Donations pour in to build 'crime-fighting cave' for sick children

Last year, Tyson Coldwell filled 1,000 mason jars with loose change that he collected and donated $2,000 to the Colton Colwell Foundation,

"It just popped into my mind when I heard mason jar, I'm like, 'I'm gonna fill them to see if people will fill them,'" he said.

Charles Keller started the foundation in 2009 after giving Colton Colwell a ride in his famous replica Batmobile. At the time, Colton was sick with cancer and has been an inspiration since.

"We saw probably, about two-years-ago, the demand for the cave was such that the current facility couldn't meet all the folks that wanted to come through," he said.

"I tell people this is my time with Colton every time I'm here," said Erika Colwell, Tyson's mom. "I see him in other kids who are experiencing what he did."

Two hundred and seventeen families have visited the crime-fighting cave in the past few years and the plan is to build one seven times its size.

"The bigger cave we're going to be able to help a lot more families, too," Keller said.

That's why Tyson has a bigger goal this year to double the mason jars, which would double the donations.

"We're helping him, we're going to put out jars at various police stations, so that people can donate money," said Sgt. Tommy Thompson with the Phoenix Police Department.

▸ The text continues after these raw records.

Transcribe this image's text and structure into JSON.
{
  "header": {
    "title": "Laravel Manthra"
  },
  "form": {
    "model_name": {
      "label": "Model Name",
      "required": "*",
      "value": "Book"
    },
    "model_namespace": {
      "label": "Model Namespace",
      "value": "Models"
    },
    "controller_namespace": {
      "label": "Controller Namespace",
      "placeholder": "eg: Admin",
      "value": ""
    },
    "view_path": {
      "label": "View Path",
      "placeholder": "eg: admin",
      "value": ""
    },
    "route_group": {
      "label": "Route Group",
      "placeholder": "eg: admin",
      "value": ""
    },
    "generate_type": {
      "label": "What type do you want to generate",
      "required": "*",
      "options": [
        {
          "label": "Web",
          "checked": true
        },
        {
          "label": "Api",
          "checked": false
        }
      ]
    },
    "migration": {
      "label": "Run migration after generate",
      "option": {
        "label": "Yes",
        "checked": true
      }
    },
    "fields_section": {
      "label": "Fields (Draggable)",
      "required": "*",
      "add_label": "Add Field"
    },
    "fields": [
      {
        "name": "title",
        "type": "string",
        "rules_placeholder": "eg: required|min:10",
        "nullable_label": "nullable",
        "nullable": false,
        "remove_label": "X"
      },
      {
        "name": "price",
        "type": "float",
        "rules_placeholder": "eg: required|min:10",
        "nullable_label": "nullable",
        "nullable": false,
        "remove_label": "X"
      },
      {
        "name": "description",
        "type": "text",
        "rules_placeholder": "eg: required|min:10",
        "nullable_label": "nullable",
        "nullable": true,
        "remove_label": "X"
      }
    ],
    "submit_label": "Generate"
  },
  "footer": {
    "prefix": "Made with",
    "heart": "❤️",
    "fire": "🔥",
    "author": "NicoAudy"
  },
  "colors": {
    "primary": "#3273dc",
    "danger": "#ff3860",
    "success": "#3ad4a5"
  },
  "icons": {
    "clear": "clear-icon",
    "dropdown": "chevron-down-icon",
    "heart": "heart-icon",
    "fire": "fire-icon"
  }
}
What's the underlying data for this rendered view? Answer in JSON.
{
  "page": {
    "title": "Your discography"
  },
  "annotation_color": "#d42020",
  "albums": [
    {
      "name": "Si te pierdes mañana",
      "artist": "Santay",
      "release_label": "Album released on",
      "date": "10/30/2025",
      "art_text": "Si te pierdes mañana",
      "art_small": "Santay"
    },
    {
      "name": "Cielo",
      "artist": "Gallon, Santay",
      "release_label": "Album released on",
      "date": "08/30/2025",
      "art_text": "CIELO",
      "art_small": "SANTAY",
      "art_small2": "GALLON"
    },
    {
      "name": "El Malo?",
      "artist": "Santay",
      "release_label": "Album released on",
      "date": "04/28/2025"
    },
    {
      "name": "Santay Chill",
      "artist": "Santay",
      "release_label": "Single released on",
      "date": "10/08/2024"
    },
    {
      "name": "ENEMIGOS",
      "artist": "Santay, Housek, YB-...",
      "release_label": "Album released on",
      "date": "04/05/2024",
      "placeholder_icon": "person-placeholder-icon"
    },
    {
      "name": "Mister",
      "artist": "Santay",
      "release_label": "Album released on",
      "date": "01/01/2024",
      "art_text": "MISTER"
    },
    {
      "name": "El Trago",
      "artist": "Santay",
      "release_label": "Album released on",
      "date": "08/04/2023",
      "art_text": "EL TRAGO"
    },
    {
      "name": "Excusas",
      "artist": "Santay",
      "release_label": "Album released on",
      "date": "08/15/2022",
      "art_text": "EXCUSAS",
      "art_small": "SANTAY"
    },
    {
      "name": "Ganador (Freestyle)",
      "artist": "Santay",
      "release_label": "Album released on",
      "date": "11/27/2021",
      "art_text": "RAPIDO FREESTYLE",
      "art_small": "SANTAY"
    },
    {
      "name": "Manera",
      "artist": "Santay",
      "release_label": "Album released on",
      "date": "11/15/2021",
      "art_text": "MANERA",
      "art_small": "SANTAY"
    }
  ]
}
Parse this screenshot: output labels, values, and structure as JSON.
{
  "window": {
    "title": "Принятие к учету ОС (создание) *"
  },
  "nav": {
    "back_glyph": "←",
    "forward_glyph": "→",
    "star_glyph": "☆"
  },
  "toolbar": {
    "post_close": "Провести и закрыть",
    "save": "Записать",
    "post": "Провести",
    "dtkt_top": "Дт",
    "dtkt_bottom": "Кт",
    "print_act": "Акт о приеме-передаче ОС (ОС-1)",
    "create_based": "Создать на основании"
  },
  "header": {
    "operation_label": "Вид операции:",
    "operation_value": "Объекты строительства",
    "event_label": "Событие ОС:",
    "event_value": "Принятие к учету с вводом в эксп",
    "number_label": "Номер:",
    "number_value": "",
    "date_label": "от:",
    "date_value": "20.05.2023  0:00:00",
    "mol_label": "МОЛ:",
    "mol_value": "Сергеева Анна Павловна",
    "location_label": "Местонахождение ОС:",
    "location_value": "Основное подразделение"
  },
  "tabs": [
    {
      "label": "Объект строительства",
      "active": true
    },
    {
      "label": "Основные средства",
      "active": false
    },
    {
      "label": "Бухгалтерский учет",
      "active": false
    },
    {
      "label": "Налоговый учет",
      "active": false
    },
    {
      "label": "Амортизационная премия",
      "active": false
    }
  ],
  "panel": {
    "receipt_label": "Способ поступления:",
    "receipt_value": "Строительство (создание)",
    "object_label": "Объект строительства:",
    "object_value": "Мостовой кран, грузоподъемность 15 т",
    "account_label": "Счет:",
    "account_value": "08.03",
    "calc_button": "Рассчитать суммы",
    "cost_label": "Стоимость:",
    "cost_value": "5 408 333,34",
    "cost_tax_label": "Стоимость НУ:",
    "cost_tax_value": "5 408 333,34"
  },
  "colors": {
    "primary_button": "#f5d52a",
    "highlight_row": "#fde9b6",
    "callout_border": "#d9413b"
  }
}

The goal is to raise $4 million and start construction on the new crime-fighting cave by the end of 2017.